The metaverse is a hot topic right now, and with good reason. It promises an immersive and expansive network of persistent, real-time virtual 3D worlds. A fully realized and rich digital universe that runs parallel to our physical world where you can socialize with friends, learn, meet new people, game, shop, and much more.
The metaverse is still in its infancy, but it has massive potential. For example, while the global metaverse market was valued at $63.83 billion in 2021, it's projected to grow to $1,527.55 billion by 2029.
The metaverse is exciting precisely because it's attainable. We're currently progressing towards Web 4.0 - a version of the internet where augmented reality (AR) and big data will play a huge role. And this is where the metaverse comes in. The technologies that lie at Web 4.0's core are the same technologies the metaverse needs to thrive - AR, artificial intelligence (AI), blockchain, Internet of Things (IoT), 3D remodeling, cloud computing, and edge computing. Edge computing is a vital building block for the metaverse.
The Metaverse and Cloud Computing
As the metaverse matures and expands, demand for cloud computing services will skyrocket.

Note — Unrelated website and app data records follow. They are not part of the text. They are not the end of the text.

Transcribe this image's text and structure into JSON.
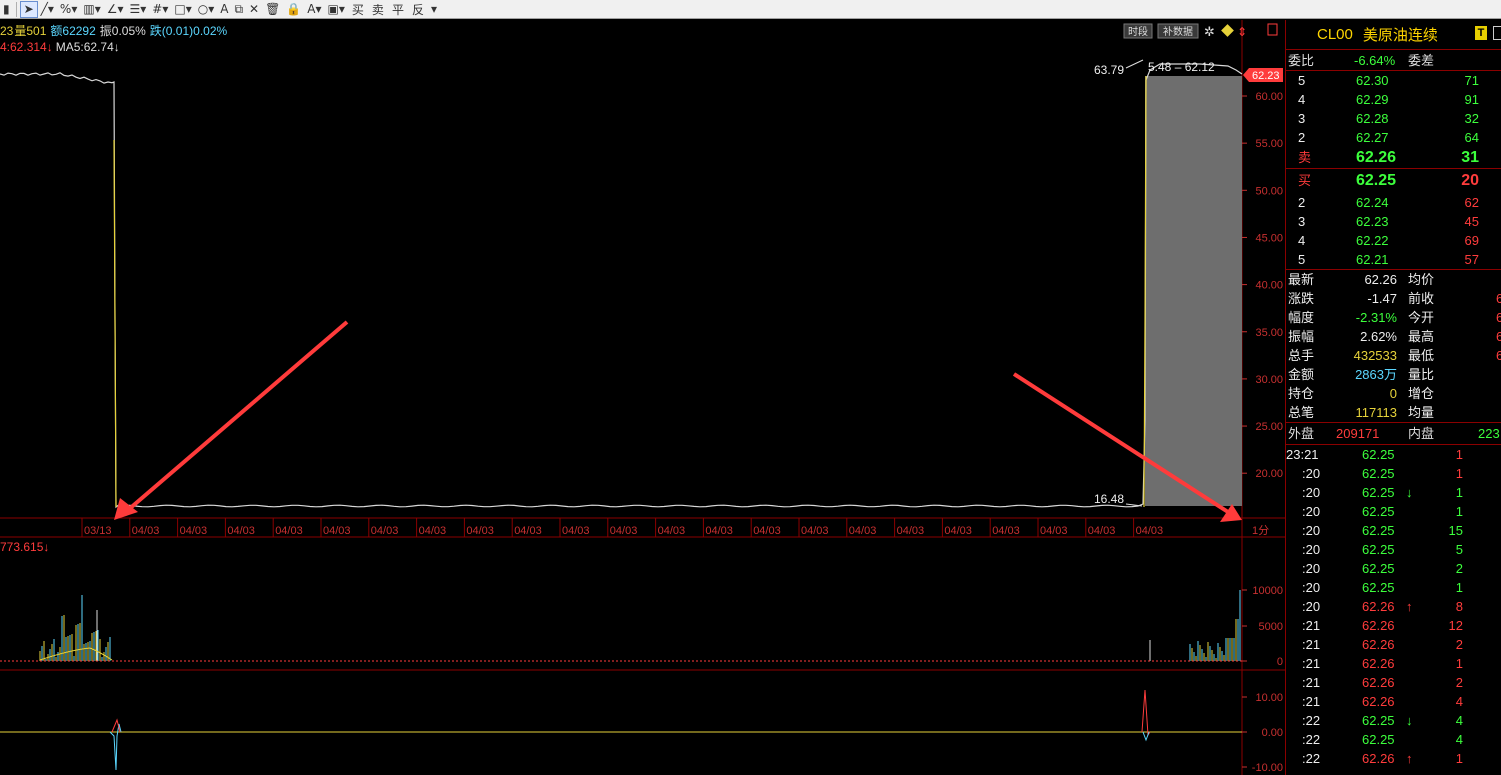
{
  "toolbar": {
    "trade_labels": [
      "买",
      "卖",
      "平",
      "反"
    ]
  },
  "chart": {
    "info_line": {
      "prefix": "23",
      "vol_label": "量501",
      "amount_label": "额62292",
      "amp_label": "振0.05%",
      "change_label": "跌(0.01)0.02%"
    },
    "ma_line": {
      "ma_value": "4:62.314↓",
      "ma5": "MA5:62.74↓"
    },
    "buttons": {
      "time_share": "时段",
      "fill_data": "补数据"
    },
    "price_labels": {
      "high": "63.79",
      "range": "5.48 – 62.12",
      "low": "16.48",
      "current": "62.23"
    },
    "price_axis": [
      "60.00",
      "55.00",
      "50.00",
      "45.00",
      "40.00",
      "35.00",
      "30.00",
      "25.00",
      "20.00"
    ],
    "date_axis": [
      "03/13",
      "04/03",
      "04/03",
      "04/03",
      "04/03",
      "04/03",
      "04/03",
      "04/03",
      "04/03",
      "04/03",
      "04/03",
      "04/03",
      "04/03",
      "04/03",
      "04/03",
      "04/03",
      "04/03",
      "04/03",
      "04/03",
      "04/03",
      "04/03",
      "04/03",
      "04/03"
    ],
    "period_label": "1分",
    "volume": {
      "label": "773.615↓",
      "axis": [
        "10000",
        "5000",
        "0"
      ]
    },
    "indicator": {
      "axis": [
        "10.00",
        "0.00",
        "-10.00"
      ]
    },
    "colors": {
      "grid": "#8b0000",
      "axis_text": "#c83030",
      "price_line": "#d8d8d8",
      "ma_line": "#e6d23a",
      "fill": "#6e6e6e",
      "arrow": "#ff3b3b"
    }
  },
  "quote": {
    "code": "CL00",
    "name": "美原油连续",
    "ratio_label": "委比",
    "ratio_value": "-6.64%",
    "diff_label": "委差",
    "sells": [
      {
        "level": "5",
        "price": "62.30",
        "vol": "71"
      },
      {
        "level": "4",
        "price": "62.29",
        "vol": "91"
      },
      {
        "level": "3",
        "price": "62.28",
        "vol": "32"
      },
      {
        "level": "2",
        "price": "62.27",
        "vol": "64"
      },
      {
        "level": "卖",
        "price": "62.26",
        "vol": "31"
      }
    ],
    "buys": [
      {
        "level": "买",
        "price": "62.25",
        "vol": "20"
      },
      {
        "level": "2",
        "price": "62.24",
        "vol": "62"
      },
      {
        "level": "3",
        "price": "62.23",
        "vol": "45"
      },
      {
        "level": "4",
        "price": "62.22",
        "vol": "69"
      },
      {
        "level": "5",
        "price": "62.21",
        "vol": "57"
      }
    ],
    "stats": [
      {
        "l1": "最新",
        "v1": "62.26",
        "c1": "white",
        "l2": "均价",
        "v2": ""
      },
      {
        "l1": "涨跌",
        "v1": "-1.47",
        "c1": "white",
        "l2": "前收",
        "v2": "6"
      },
      {
        "l1": "幅度",
        "v1": "-2.31%",
        "c1": "green",
        "l2": "今开",
        "v2": "6"
      },
      {
        "l1": "振幅",
        "v1": "2.62%",
        "c1": "white",
        "l2": "最高",
        "v2": "6"
      },
      {
        "l1": "总手",
        "v1": "432533",
        "c1": "yellow",
        "l2": "最低",
        "v2": "6"
      },
      {
        "l1": "金额",
        "v1": "2863万",
        "c1": "cyan",
        "l2": "量比",
        "v2": ""
      },
      {
        "l1": "持仓",
        "v1": "0",
        "c1": "yellow",
        "l2": "增仓",
        "v2": ""
      },
      {
        "l1": "总笔",
        "v1": "117113",
        "c1": "yellow",
        "l2": "均量",
        "v2": ""
      }
    ],
    "outer_label": "外盘",
    "outer_value": "209171",
    "inner_label": "内盘",
    "inner_value": "223",
    "ticks": [
      {
        "time": "23:21",
        "price": "62.25",
        "dir": "",
        "vol": "1",
        "vc": "red"
      },
      {
        "time": ":20",
        "price": "62.25",
        "dir": "",
        "vol": "1",
        "vc": "red"
      },
      {
        "time": ":20",
        "price": "62.25",
        "dir": "↓",
        "vol": "1",
        "vc": "green"
      },
      {
        "time": ":20",
        "price": "62.25",
        "dir": "",
        "vol": "1",
        "vc": "green"
      },
      {
        "time": ":20",
        "price": "62.25",
        "dir": "",
        "vol": "15",
        "vc": "green"
      },
      {
        "time": ":20",
        "price": "62.25",
        "dir": "",
        "vol": "5",
        "vc": "green"
      },
      {
        "time": ":20",
        "price": "62.25",
        "dir": "",
        "vol": "2",
        "vc": "green"
      },
      {
        "time": ":20",
        "price": "62.25",
        "dir": "",
        "vol": "1",
        "vc": "green"
      },
      {
        "time": ":20",
        "price": "62.26",
        "dir": "↑",
        "vol": "8",
        "vc": "red"
      },
      {
        "time": ":21",
        "price": "62.26",
        "dir": "",
        "vol": "12",
        "vc": "red"
      },
      {
        "time": ":21",
        "price": "62.26",
        "dir": "",
        "vol": "2",
        "vc": "red"
      },
      {
        "time": ":21",
        "price": "62.26",
        "dir": "",
        "vol": "1",
        "vc": "red"
      },
      {
        "time": ":21",
        "price": "62.26",
        "dir": "",
        "vol": "2",
        "vc": "red"
      },
      {
        "time": ":21",
        "price": "62.26",
        "dir": "",
        "vol": "4",
        "vc": "red"
      },
      {
        "time": ":22",
        "price": "62.25",
        "dir": "↓",
        "vol": "4",
        "vc": "green"
      },
      {
        "time": ":22",
        "price": "62.25",
        "dir": "",
        "vol": "4",
        "vc": "green"
      },
      {
        "time": ":22",
        "price": "62.26",
        "dir": "↑",
        "vol": "1",
        "vc": "red"
      }
    ]
  }
}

Why? Because hosting rich and complex 3D environments requires abundant compute and storage resources. And very few businesses will want to meet this demand with their own hardware. So instead, they'll rely on cloud computing providers.
The large cloud providers like Amazon, Microsoft, and Google, will undoubtedly play a significant role here, but they won't be the only ones. Smaller cloud companies that can provide specialized GPUs and VM instances tailored-made for the metaverse will also rise in prominence.
Similarly, the metaverse will also increase demand for hybrid cloud solutions as a way to ensure bandwidth limitations or connectivity disruptions don't impede users' ability to experience a seamless metaverse.
Why Edge Computing Is Vital to the Metaverse's Success
As we touched on above, the need for improved performance and seamless experiences will drive changes in cloud computing as we know it today. However, this won't stop at hybrid cloud expansion or specialized cloud providers. Edge computing - where compute, storage, security, and networking happens physically closer to end-users, will also have a vital role to play.
Edge computing improves response times and saves bandwidth, making it perfect for many metaverse use cases. For example, consider time-critical video games like first-person shooters. These games require instant feedback for actions, and latency over 30ms can result in poor hit registration when you fire at other players. In other words, high latency kills your ability to play the game as intended. But when these games are hosted in data centers across the world, higher latency becomes inevitable. In fact, even on the fastest connections, there is a latency of 5 microseconds (0.005 milliseconds) for every 1km of cable traveled by the data. Edge computing solves this problem.
Beyond video games, latency has a massive impact on our decision-making and overall enjoyment of immersive experiences. For example, a mere two-second delay in load time during a transaction can lead to shopping cart abandonment rates of 87%.
Essentially, edge computing will be fundamental in reducing latency in virtual worlds and empower developers to create better virtual experiences that support potentially millions of concurrent users in an immersive shared 3D space.